Learning, unlearning and relearning

On June 12, 2007, I found myself as a speaker at the pre-departure workshop organised by the Public Affairs Section of the United States Embassy at Victoria Island, Lagos, for the 2007/2008 Exchange Grantees. Though my presentation was captioned “Between The US And Us: (T)here You Go,” I dwelled more on the opportunities that Fulbright and other US exchange programmes offer anyone to learn, unlearn and relearn drawing from my own experience, having returned a year earlier.

A few years after, I came across Alvin Toffler’s quote, “The illiterate of the 21st century will not be those who cannot read and write, but those who cannot learn, unlearn and relearn.”  The striking quote would later become the crux of the “The 21st Century Illiterates,” which appeared in this column on Wednesday, April 9, 2014.

Dear friend, there should be a symbiotic relationship among learning, unlearning and relearning, though emphasis is often on the first. The whole essence of formal education is learning, as evident in many mottoes of our schools and institutions. However, our contemporary reality has shown that while not de-emphasising learning, unlearning and relearning have to be taken with equal seriousness.

Basically, learning is the process of acquiring new knowledge, information, skills and attitudes – a life-long phenomenon or a “from-the-cradle-to-the-grave” affair, as the Teacher, Muhammad (PBUH), described it. Its continuous and refreshing dimension once made Henry Ford to submit: “Anyone who stops learning is old, whether at twenty or eighty. Anyone who keeps learning stays young. The greatest thing in life is to keep your mind young.”

Unlearning, on the other hand, is the process of discarding deeply-held beliefs and notions about people and phenomena through conscious and continuous (re)learning. For instance, no ethnic group is “bad” and no religion is “evil”. We have all been fed with tissues of lies based on bias and prejudice to such an extent that we hold mere sentiments as truth. As Phillip Emeagwali memorably said, even our notion of “history” is nothing more than “his story”, meaning someone’s version of what actually happened.

Relearning, meanwhile, is the process of creating new understanding and attitudes around the concepts and issues we already know. We only see our true selves reflected in others. So, whatever has been learnt can be relearnt in a different way, which is the essence of (re)training.

The triad of learning, unlearning and relearning is significant to our collective peace. There is so much bile, so much hatred, so much prejudice, so much wickedness and so much inhumanity around us. However, those who perpetrate these atrocities are not necessarily people without knowledge; they may even be “learned”.

Here, there are irresponsible leaders with good degrees occupying positions of responsibility. They stoke violence having failed to unlearn their “do or die” political mentality. They are consumed by the allure of power without learning from the unfolding experiences of yesterday’s men of power and influence.

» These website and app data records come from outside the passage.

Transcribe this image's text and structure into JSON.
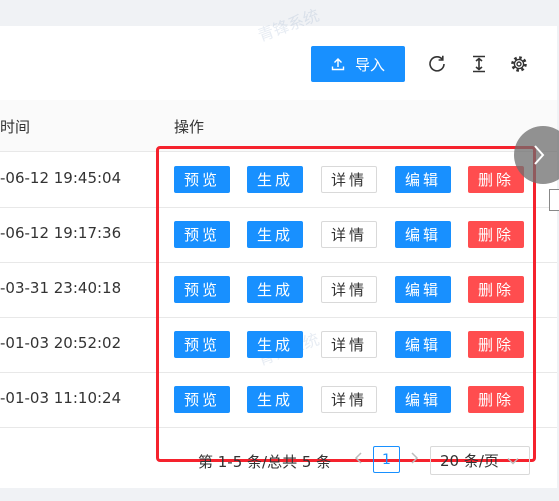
{
  "toolbar": {
    "import_label": "导入",
    "icons": [
      "upload-icon",
      "refresh-icon",
      "column-height-icon",
      "settings-icon"
    ]
  },
  "table": {
    "headers": [
      "时间",
      "操作"
    ],
    "rows": [
      {
        "time": "-06-12 19:45:04"
      },
      {
        "time": "-06-12 19:17:36"
      },
      {
        "time": "-03-31 23:40:18"
      },
      {
        "time": "-01-03 20:52:02"
      },
      {
        "time": "-01-03 11:10:24"
      }
    ],
    "actions": {
      "preview": "预览",
      "generate": "生成",
      "detail": "详情",
      "edit": "编辑",
      "delete": "删除"
    }
  },
  "pagination": {
    "total": "第 1-5 条/总共 5 条",
    "current_page": "1",
    "page_size": "20 条/页"
  },
  "watermark": "青锋系统",
  "colors": {
    "primary": "#1890ff",
    "danger": "#ff4d4f",
    "highlight": "#f5222d"
  }
}
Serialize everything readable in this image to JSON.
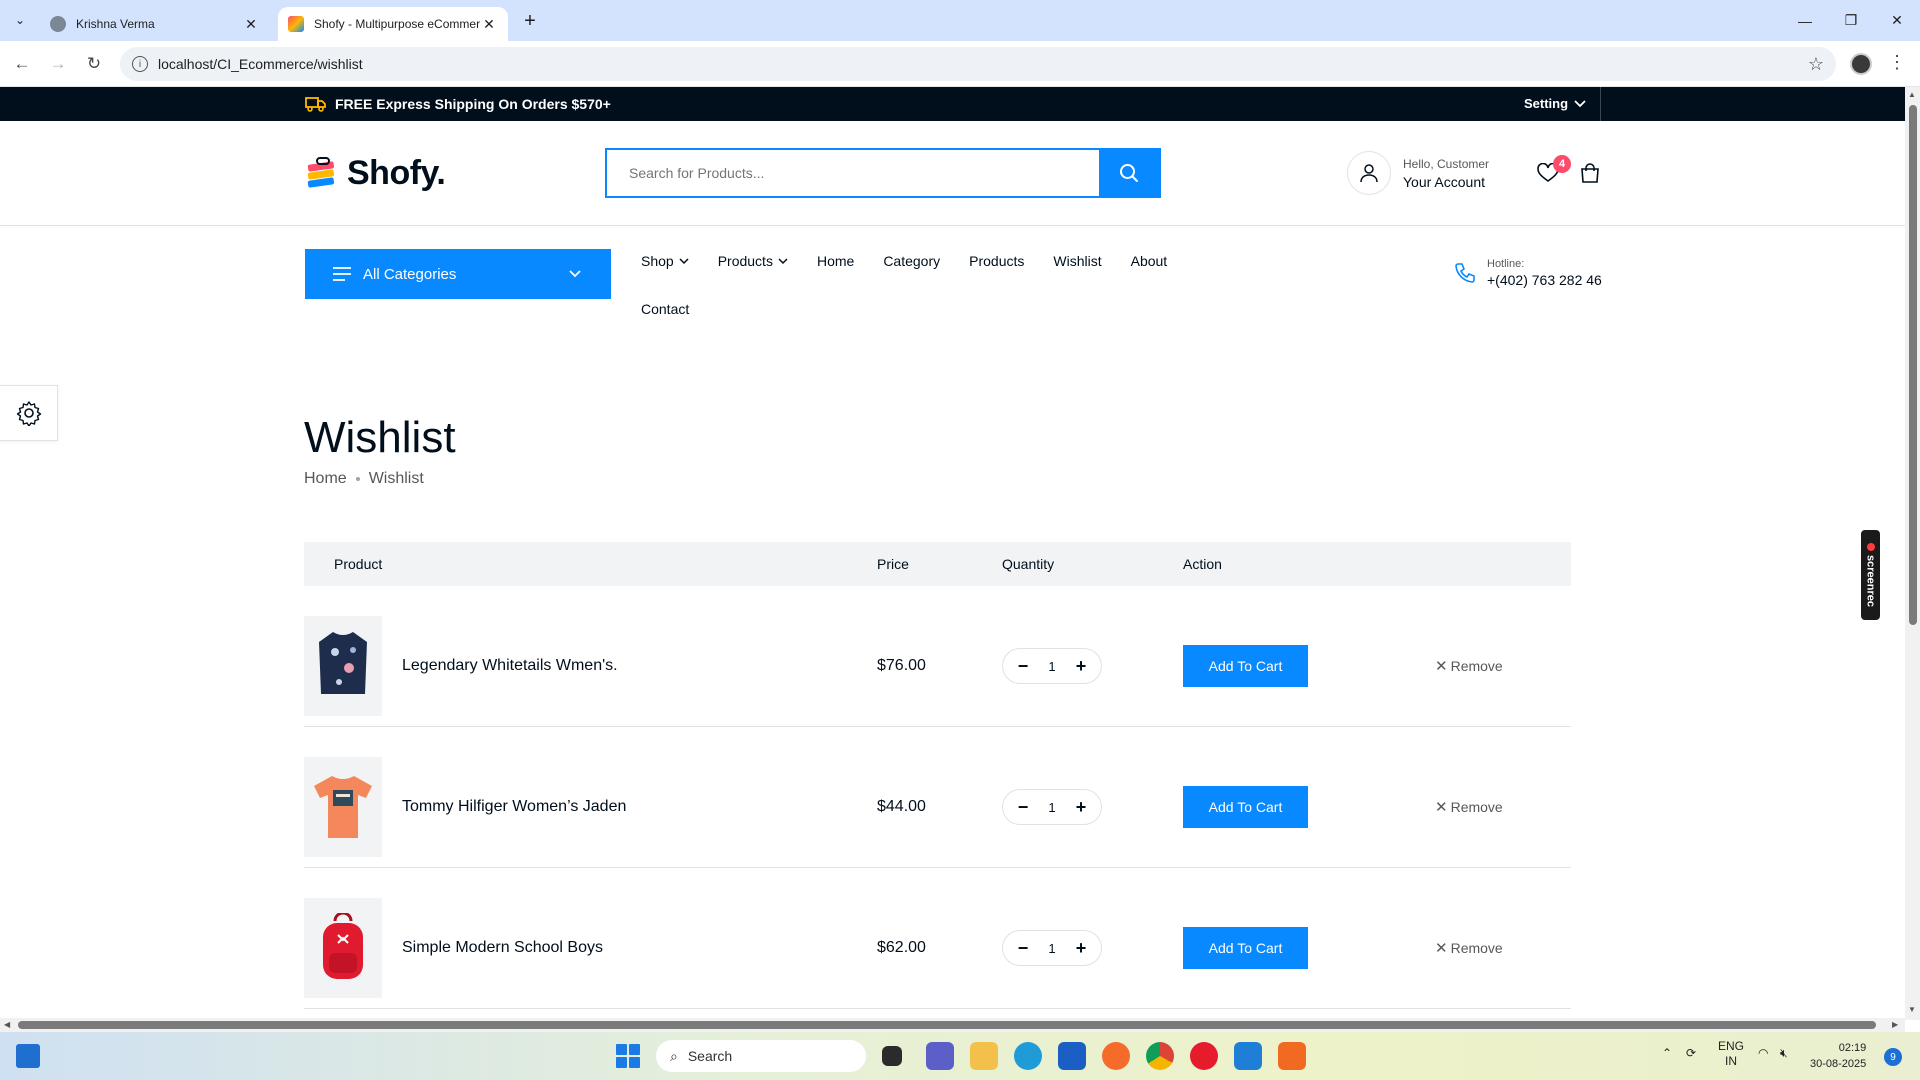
{
  "browser": {
    "tabs": [
      {
        "title": "Krishna Verma"
      },
      {
        "title": "Shofy - Multipurpose eCommer"
      }
    ],
    "url": "localhost/CI_Ecommerce/wishlist"
  },
  "topbar": {
    "shipping_text": "FREE Express Shipping On Orders $570+",
    "setting_label": "Setting"
  },
  "header": {
    "logo_text": "Shofy.",
    "search_placeholder": "Search for Products...",
    "account_greeting": "Hello, Customer",
    "account_label": "Your Account",
    "wishlist_count": "4"
  },
  "nav": {
    "categories_label": "All Categories",
    "items": [
      "Shop",
      "Products",
      "Home",
      "Category",
      "Products",
      "Wishlist",
      "About",
      "Contact"
    ],
    "hotline_label": "Hotline:",
    "hotline_number": "+(402) 763 282 46"
  },
  "page": {
    "title": "Wishlist",
    "breadcrumb": [
      "Home",
      "Wishlist"
    ]
  },
  "table": {
    "headers": [
      "Product",
      "Price",
      "Quantity",
      "Action"
    ],
    "add_to_cart_label": "Add To Cart",
    "remove_label": "Remove",
    "rows": [
      {
        "name": "Legendary Whitetails Wmen's.",
        "price": "$76.00",
        "qty": "1"
      },
      {
        "name": "Tommy Hilfiger Women’s Jaden",
        "price": "$44.00",
        "qty": "1"
      },
      {
        "name": "Simple Modern School Boys",
        "price": "$62.00",
        "qty": "1"
      }
    ]
  },
  "overlay": {
    "screenrec_label": "screenrec"
  },
  "taskbar": {
    "search_label": "Search",
    "lang_top": "ENG",
    "lang_bottom": "IN",
    "time": "02:19",
    "date": "30-08-2025",
    "notification_count": "9"
  },
  "colors": {
    "accent": "#0989ff",
    "topbar_bg": "#010f1c",
    "badge": "#fd4b6b"
  }
}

In the US, there is a presidential hopeful who encourages his millions of supporters to physically attack those who disagree with him.  As Hillary Clinton submits, “Donald Trump is running a cynical campaign of hate and fear. He is encouraging violence and chaos. He is pitting Americans against each other.” But “love trumps hate”!

We have learnt so much over the years but we have not learnt the lessons of history, relearnt our values and unlearnt our bigotry. The late American comedian, George Carlin (1937-2008), jolted us to sense when he said: “We’ve cleaned up the air but polluted the soul. We’ve conquered the atom, but not our prejudice. We write more, but learn less. We plan more, but accomplish less. We’ve learned to rush, but not to wait. We build more computers to hold more information, to produce more copies than ever but we communicate less and less.” In this state of “civilised ignorance”, how can we have peace of mind?

We’ve learnt so much trash and vermin. Let us begin to unlearn them all. Let us relearn the positive things we have learnt. Let us live to learn and learn to live like human beings, not like beasts that are just obsessed with attacking, destroying and killing.


Re: Dada’s magic wand

A nation that fails to embrace academic excellence will always struggle to attain educational and economic advancement. The Philippines is thriving due to the export of its human resources such as nurses, doctors, engineers, to developing and developed countries in a continuous manifestation of how education is taken seriously. Ayodele Dada is a hero that deserves special attention above those immorality-preaching celebrities who are perceived as role models and heroes of sort by the brainwashed youths. I urge the government to pay serious attention to the likes of Ayodele Dada to reduce the brain drain syndrome in our country. – Aina Akindele Oyebanji, Ketu, Lagos State.